The question is; what damage has already be done to the average retail park and shopping centre? A report by the British Retail Consortium says that shopping centres have been hit hardest, with vacancies increasing from 17.1 per cent to 18.4 per cent during the first quarter of 2021. Vacancies on the high street jumped from 13.7 per cent to 14.1 per cent. Retail park vacancies increased slightly, from 10 per cent to 10.6 per cent during the period.
The industry body said that there were 5,000 fewer stores since the start of the pandemic, meaning that one in seven shops is empty. The decline is being led by the northeast of England, where 19.3 per cent of outlets are empty. This is followed by Wales at 19.1 per cent and the northwest at 17.7 per cent. There is nothing that will kill a business as much as not being open, not selling anything and having no money to stay alive.

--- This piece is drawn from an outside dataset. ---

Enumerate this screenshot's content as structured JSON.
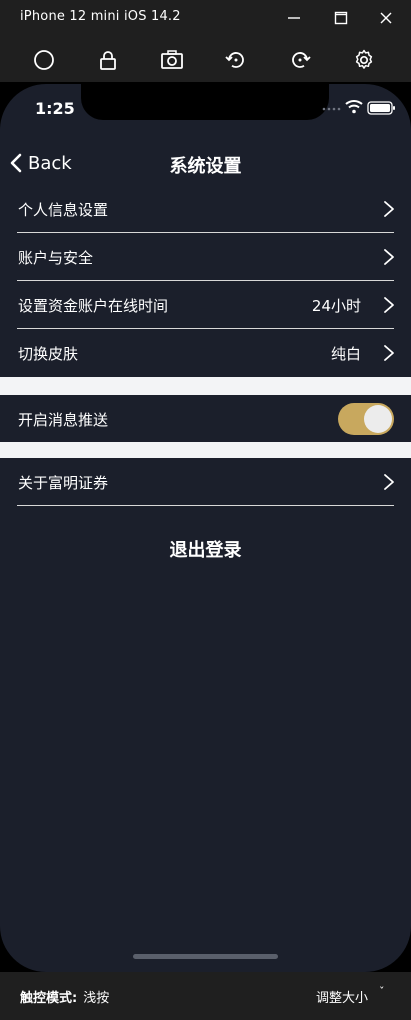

However, just as evolution has done away with big fat flightless birds who cannot run as fast as hungry predators and fainting goats, whose first line of defence is to collapse before their pursuers and present themselves on a sliver platter, bad retail that no-one wants will close down and good retail that people like to visit will survive.
Bad retail has been a busted flush for a long time, it just took a pandemic to raise its position in the headlines. Shoppers have been returning to stores, according to Springboard, the retail data provider, which said that customer visits had jumped from 44 per cent to 75 per cent in the week ended April 17. The will is there, money is in shoppers' accounts, now they just need decent shops to walk around which offer more imagination than a flat screen presentation of stuff that never looks the same when it arrives at your house in a brown box.
McDonald's are doing their bit to lure us out of our shells; growth at the Golden Arches has returned to pre-pandemic levels on the back of strong trading in Britain and robust demand for chicken sandwiches in America. (These are 'chicken sandwiches' the size of trailers, you understand.) The chain’s international sales stabilised in the latest quarter, up 0.6 per cent after a 6.9 per cent fall in the same period last year. That helped total revenues to rise 9 per cent to $5.12 billion. Net income jumped 39 per cent to $1.54 billion.
Everyone's numbers pale into insignificance to those of Apple, a business that has the 'great shops / brilliant online presence' combo taped. Sales of iPhones and their bigger Mac cousins to China nearly doubled, leading to overall revenues for the first three months of this year of £64.2billion, more than 50 per cent up compared to 2020. Profit was £20 billion, give or take a quid, up from £9.2 billion for the same period last year.